HARLINGEN — Working with a $70,000 manufacturing machine may seem intimidating for most people, but for students studying Tool and Die at TSTC, it’s just another day of learning.
“There’s a lot of different facets in manufacturing, but this is where it all begins,” explained Department Chair Ricardo Limas, when describing the industry. “Somebody has to dream it and draw it. We bring that dream to life.”
While it’s very easy to wonder what a machinist does, the craftsmanship of a tool and die technician is very prevalent in our everyday lives.
“We make your refrigerators, fenders, appliances and toolboxes. It just goes on and on,” said Limas of the Tool and Die industry. “We teach blueprint reading, machine shop safety, and precision tool reading. That’s where all the magic begins to happen.”
Although the workload of learning all these skills may seem heavy, the programs offered at TSTC only take a few semesters to complete.
“We offer a Tool and Die Certificate 2 that takes four semesters, and and Associate of Applied Science for Tool and Die Technology that takes five semesters,” said Limas. “About percent of our program is hands-on, and that’s what makes our program so attractive to the industry.”
Robert Langley, a third-semester Tool and Die student, also expresses a positive sentiment about the hands-on aspect of the degree.
“I love the fundamentals of the machines.
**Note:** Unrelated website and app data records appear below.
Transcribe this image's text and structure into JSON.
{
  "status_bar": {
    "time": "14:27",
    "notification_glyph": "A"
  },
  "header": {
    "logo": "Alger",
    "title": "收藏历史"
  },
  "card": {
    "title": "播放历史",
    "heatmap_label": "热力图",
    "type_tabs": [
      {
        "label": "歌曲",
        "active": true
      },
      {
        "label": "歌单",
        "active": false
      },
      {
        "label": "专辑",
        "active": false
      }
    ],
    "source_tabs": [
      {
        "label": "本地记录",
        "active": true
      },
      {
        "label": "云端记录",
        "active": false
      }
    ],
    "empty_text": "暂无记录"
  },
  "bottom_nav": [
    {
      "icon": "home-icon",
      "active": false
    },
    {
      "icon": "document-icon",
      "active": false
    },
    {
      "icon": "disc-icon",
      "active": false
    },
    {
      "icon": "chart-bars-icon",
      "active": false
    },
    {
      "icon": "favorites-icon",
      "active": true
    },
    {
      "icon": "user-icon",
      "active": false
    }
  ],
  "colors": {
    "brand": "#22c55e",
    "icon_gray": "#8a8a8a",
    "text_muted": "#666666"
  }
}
I like creating stuff and being able to use my hands. That’s the thrill of it,” he said. “It’s a lot of hands-on learning, and now I want to continue my education in the program and get my associate degree.”
Upon graduation, students don’t have to worry about the stress that comes with finding a job with a great company, because there is a demand for machinists in the Rio Grande Valley.
“It’s the best-kept secret, I call it,” said Limas of the manufacturing industry. “There’s always work. We went on a field trip recently, and the tour facilitator spoke to the students and told them that there’s a huge demand for people in this trade. Recruiting companies come to me and let me know how many graduates they need. I ask my students ‘Who’s interested in San Antonio?’ and ‘Who’s interested in Toyota?’”
The need for machinists in South Texas is greater than ever now with the arrival of SATA U.S.A. The German engineering company has recently broken ground in Brownsville, and will need to hire 300 machinists for the North American branch of the company.
“We can tailor our training to their needs,” said Limas when asked about SATA. “If you have a passion for working with your hands, as well as your head, this is a great career. The satisfaction you get from making something is absolute magic.”
Tool and Die is taught on the TSTC Harlingen campus, and other manufacturing technologies are offered at many of the other TSTC campuses.
For more information, visit tstc.edu.
Students can also get more information by attending the TSTC Registration Rally to be held on on July 14 from 2 p.m. to 7 p.m. The rally will be held on the TSTC campus located at 1902 N. Loop 499.